GOAL OF THE EXERCISE: Give every line of the material again, exactly as written.

DATA:
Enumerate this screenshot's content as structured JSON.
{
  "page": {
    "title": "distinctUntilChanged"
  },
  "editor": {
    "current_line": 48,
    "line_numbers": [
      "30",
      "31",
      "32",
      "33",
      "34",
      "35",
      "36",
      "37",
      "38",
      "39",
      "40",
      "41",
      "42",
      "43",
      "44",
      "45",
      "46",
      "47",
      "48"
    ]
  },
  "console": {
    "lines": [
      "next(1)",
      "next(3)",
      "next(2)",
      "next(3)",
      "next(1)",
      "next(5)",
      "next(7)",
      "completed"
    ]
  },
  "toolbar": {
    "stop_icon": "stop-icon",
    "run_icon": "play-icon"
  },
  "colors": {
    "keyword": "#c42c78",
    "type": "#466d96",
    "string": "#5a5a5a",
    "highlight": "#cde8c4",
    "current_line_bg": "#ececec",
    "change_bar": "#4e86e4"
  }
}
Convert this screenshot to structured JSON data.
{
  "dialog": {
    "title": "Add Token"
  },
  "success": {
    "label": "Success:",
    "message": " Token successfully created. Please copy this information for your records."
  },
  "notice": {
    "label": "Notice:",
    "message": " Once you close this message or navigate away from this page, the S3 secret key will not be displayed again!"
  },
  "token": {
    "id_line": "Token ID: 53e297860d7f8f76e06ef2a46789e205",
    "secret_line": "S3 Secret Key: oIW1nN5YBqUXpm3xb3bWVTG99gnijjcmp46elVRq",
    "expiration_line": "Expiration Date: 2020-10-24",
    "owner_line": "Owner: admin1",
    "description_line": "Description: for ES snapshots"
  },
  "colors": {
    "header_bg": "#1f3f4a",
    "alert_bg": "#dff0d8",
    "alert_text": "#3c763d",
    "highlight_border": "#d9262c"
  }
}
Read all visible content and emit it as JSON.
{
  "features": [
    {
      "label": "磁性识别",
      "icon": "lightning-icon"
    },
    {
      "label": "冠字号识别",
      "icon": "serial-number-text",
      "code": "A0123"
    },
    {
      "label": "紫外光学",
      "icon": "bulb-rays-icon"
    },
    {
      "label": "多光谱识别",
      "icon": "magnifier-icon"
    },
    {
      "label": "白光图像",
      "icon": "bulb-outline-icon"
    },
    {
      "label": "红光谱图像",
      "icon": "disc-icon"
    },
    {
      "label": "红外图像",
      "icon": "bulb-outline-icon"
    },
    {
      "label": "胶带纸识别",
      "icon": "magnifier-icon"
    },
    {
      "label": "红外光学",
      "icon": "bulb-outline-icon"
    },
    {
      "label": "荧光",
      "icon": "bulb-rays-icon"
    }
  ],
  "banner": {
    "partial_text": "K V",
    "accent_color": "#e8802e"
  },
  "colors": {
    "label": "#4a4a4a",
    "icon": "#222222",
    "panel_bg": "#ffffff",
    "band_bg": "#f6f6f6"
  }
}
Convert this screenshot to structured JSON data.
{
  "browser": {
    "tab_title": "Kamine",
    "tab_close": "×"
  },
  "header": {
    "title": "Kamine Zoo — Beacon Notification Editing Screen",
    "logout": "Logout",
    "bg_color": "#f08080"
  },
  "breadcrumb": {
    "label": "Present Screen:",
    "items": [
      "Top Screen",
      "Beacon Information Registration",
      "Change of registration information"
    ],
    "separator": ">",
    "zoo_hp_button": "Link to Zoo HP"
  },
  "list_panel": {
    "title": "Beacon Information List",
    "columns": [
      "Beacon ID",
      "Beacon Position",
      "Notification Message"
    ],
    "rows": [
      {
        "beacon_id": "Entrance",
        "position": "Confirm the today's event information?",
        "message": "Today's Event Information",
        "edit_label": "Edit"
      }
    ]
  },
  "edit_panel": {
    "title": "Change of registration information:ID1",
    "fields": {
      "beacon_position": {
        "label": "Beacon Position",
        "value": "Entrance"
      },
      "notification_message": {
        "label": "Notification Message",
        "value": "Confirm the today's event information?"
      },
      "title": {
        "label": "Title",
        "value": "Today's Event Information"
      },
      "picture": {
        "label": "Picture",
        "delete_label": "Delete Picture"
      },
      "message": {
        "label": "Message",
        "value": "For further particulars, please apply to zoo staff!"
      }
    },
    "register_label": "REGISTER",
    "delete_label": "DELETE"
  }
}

RESULT FOR THIS EXERCISE:
Enumerate this screenshot's content as structured JSON.
{
  "page": {
    "title": "distinctUntilChanged"
  },
  "editor": {
    "current_line": 48,
    "line_numbers": [
      "30",
      "31",
      "32",
      "33",
      "34",
      "35",
      "36",
      "37",
      "38",
      "39",
      "40",
      "41",
      "42",
      "43",
      "44",
      "45",
      "46",
      "47",
      "48"
    ]
  },
  "console": {
    "lines": [
      "next(1)",
      "next(3)",
      "next(2)",
      "next(3)",
      "next(1)",
      "next(5)",
      "next(7)",
      "completed"
    ]
  },
  "toolbar": {
    "stop_icon": "stop-icon",
    "run_icon": "play-icon"
  },
  "colors": {
    "keyword": "#c42c78",
    "type": "#466d96",
    "string": "#5a5a5a",
    "highlight": "#cde8c4",
    "current_line_bg": "#ececec",
    "change_bar": "#4e86e4"
  }
}
Convert this screenshot to structured JSON data.
{
  "dialog": {
    "title": "Add Token"
  },
  "success": {
    "label": "Success:",
    "message": " Token successfully created. Please copy this information for your records."
  },
  "notice": {
    "label": "Notice:",
    "message": " Once you close this message or navigate away from this page, the S3 secret key will not be displayed again!"
  },
  "token": {
    "id_line": "Token ID: 53e297860d7f8f76e06ef2a46789e205",
    "secret_line": "S3 Secret Key: oIW1nN5YBqUXpm3xb3bWVTG99gnijjcmp46elVRq",
    "expiration_line": "Expiration Date: 2020-10-24",
    "owner_line": "Owner: admin1",
    "description_line": "Description: for ES snapshots"
  },
  "colors": {
    "header_bg": "#1f3f4a",
    "alert_bg": "#dff0d8",
    "alert_text": "#3c763d",
    "highlight_border": "#d9262c"
  }
}
Read all visible content and emit it as JSON.
{
  "features": [
    {
      "label": "磁性识别",
      "icon": "lightning-icon"
    },
    {
      "label": "冠字号识别",
      "icon": "serial-number-text",
      "code": "A0123"
    },
    {
      "label": "紫外光学",
      "icon": "bulb-rays-icon"
    },
    {
      "label": "多光谱识别",
      "icon": "magnifier-icon"
    },
    {
      "label": "白光图像",
      "icon": "bulb-outline-icon"
    },
    {
      "label": "红光谱图像",
      "icon": "disc-icon"
    },
    {
      "label": "红外图像",
      "icon": "bulb-outline-icon"
    },
    {
      "label": "胶带纸识别",
      "icon": "magnifier-icon"
    },
    {
      "label": "红外光学",
      "icon": "bulb-outline-icon"
    },
    {
      "label": "荧光",
      "icon": "bulb-rays-icon"
    }
  ],
  "banner": {
    "partial_text": "K V",
    "accent_color": "#e8802e"
  },
  "colors": {
    "label": "#4a4a4a",
    "icon": "#222222",
    "panel_bg": "#ffffff",
    "band_bg": "#f6f6f6"
  }
}
Convert this screenshot to structured JSON data.
{
  "browser": {
    "tab_title": "Kamine",
    "tab_close": "×"
  },
  "header": {
    "title": "Kamine Zoo — Beacon Notification Editing Screen",
    "logout": "Logout",
    "bg_color": "#f08080"
  },
  "breadcrumb": {
    "label": "Present Screen:",
    "items": [
      "Top Screen",
      "Beacon Information Registration",
      "Change of registration information"
    ],
    "separator": ">",
    "zoo_hp_button": "Link to Zoo HP"
  },
  "list_panel": {
    "title": "Beacon Information List",
    "columns": [
      "Beacon ID",
      "Beacon Position",
      "Notification Message"
    ],
    "rows": [
      {
        "beacon_id": "Entrance",
        "position": "Confirm the today's event information?",
        "message": "Today's Event Information",
        "edit_label": "Edit"
      }
    ]
  },
  "edit_panel": {
    "title": "Change of registration information:ID1",
    "fields": {
      "beacon_position": {
        "label": "Beacon Position",
        "value": "Entrance"
      },
      "notification_message": {
        "label": "Notification Message",
        "value": "Confirm the today's event information?"
      },
      "title": {
        "label": "Title",
        "value": "Today's Event Information"
      },
      "picture": {
        "label": "Picture",
        "delete_label": "Delete Picture"
      },
      "message": {
        "label": "Message",
        "value": "For further particulars, please apply to zoo staff!"
      }
    },
    "register_label": "REGISTER",
    "delete_label": "DELETE"
  }
}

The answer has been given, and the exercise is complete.